Preventing Cancer in the South
Here's one reason why it's good that TennCare is at least continuing to cover women with cervical cancer. Most of the 4,000 almost entirely preventable deaths from this condition in the U.S. each year occur in the South. From the AP (via the Houston Chronicle):
Virtually all deaths from cervical cancer are preventable, yet the disease will kill almost 4,000 women in this country this year.

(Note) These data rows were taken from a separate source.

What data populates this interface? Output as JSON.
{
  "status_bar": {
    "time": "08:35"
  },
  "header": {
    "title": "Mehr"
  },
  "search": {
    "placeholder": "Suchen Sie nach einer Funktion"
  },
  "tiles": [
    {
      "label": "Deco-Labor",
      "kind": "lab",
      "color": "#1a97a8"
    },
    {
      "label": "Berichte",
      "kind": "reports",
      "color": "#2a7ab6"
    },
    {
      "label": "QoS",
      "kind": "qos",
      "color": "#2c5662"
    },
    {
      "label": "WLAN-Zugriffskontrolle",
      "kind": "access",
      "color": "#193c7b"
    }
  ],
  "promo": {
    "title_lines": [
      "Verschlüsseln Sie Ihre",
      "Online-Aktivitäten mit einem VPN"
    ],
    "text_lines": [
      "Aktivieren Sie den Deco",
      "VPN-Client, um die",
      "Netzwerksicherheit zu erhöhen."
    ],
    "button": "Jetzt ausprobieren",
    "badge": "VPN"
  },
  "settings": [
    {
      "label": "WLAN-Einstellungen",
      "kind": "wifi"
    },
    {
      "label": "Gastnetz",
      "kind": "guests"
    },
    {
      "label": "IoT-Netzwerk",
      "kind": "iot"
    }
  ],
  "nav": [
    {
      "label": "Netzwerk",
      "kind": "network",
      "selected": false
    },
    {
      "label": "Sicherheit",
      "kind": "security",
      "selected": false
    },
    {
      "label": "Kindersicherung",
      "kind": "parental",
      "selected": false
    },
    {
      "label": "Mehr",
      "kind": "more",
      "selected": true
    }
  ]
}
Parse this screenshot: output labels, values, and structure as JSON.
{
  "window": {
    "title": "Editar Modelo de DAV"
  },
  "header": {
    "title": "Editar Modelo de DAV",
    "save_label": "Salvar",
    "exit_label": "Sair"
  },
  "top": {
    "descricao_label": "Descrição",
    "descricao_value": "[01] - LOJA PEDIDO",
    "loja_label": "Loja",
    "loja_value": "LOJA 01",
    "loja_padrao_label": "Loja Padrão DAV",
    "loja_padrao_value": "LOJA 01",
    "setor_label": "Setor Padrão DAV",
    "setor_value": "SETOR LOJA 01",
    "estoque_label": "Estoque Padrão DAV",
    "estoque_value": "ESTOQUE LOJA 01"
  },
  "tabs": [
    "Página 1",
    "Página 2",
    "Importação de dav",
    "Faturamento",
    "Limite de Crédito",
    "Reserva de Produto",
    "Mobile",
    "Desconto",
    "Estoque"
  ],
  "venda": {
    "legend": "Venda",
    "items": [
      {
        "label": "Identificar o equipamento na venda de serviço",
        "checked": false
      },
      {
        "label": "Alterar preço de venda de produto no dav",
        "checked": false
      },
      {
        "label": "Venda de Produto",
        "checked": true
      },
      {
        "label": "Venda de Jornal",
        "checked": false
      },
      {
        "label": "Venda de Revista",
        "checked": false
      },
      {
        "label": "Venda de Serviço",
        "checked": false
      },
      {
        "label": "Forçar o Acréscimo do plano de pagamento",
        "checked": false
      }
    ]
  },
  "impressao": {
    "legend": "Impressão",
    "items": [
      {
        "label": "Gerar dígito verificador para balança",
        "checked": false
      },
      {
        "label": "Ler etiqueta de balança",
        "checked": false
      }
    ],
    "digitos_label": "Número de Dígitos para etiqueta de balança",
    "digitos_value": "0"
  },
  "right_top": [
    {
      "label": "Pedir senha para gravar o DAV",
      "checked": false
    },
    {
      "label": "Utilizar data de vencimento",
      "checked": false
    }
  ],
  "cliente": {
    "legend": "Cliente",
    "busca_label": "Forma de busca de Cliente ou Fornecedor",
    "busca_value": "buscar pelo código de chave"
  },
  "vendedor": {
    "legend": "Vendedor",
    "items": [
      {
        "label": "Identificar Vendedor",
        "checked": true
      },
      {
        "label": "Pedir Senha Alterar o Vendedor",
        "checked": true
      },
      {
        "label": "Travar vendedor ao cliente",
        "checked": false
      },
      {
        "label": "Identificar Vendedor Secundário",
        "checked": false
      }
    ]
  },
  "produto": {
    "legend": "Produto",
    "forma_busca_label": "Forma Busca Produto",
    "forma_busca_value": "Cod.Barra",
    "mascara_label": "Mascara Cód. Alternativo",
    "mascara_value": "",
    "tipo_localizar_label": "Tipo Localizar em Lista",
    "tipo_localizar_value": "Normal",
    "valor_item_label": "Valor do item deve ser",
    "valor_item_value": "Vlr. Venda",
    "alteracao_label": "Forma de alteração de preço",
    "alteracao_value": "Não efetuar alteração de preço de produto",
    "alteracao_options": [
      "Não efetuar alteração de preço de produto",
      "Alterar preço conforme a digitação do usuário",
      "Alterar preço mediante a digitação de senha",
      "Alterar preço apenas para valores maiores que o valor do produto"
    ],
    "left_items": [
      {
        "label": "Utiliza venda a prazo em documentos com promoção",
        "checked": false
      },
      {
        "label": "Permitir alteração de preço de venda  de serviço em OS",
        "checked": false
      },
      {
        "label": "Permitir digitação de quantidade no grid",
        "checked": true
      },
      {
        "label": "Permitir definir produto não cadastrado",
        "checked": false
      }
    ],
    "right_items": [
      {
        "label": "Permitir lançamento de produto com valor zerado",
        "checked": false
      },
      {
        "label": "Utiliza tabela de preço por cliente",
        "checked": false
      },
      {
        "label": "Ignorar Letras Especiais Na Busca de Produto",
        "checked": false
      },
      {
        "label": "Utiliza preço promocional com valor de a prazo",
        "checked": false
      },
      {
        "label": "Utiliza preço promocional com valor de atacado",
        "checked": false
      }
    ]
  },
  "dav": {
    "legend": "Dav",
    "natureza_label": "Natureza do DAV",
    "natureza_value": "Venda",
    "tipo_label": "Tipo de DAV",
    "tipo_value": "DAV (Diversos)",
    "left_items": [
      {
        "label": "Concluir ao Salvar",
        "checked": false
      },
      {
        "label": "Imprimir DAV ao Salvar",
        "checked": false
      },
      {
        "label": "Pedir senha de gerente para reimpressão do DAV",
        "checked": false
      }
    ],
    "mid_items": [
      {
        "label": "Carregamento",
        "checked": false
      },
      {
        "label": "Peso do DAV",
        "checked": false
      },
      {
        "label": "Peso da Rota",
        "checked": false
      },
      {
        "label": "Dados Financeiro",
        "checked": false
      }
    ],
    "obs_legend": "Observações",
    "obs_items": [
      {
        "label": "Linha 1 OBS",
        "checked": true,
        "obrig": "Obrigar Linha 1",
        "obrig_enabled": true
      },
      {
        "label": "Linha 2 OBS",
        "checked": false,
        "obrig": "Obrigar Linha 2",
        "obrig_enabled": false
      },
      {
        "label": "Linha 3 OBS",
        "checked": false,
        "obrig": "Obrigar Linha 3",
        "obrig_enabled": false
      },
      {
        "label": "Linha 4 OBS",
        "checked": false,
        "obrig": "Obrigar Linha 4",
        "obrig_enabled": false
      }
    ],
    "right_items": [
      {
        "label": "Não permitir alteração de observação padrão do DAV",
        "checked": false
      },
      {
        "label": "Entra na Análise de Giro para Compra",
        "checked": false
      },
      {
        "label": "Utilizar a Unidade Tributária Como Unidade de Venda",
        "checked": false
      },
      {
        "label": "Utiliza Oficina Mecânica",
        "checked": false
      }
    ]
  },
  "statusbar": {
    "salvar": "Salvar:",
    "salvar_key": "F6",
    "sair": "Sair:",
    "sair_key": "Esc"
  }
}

Frustrated scientists know who most of them will be: black women in the South, Hispanics along the Texas-Mexico border, white women in Appalachia and the rural Northeast, Vietnamese immigrants.
Efforts are under way to reach those women, including a $25 million federal program poised to let communities recruit volunteers - average women who speak their patients' language and can engender trust - to push Pap testing and shepherd the newly diagnosed through an often-baffling medical system.
It's work made more urgent by the discovery that excess cervical cancer is a red flag for other health disparities: The same localities also have too-high rates of breast and colorectal cancer, strokes and infant mortality.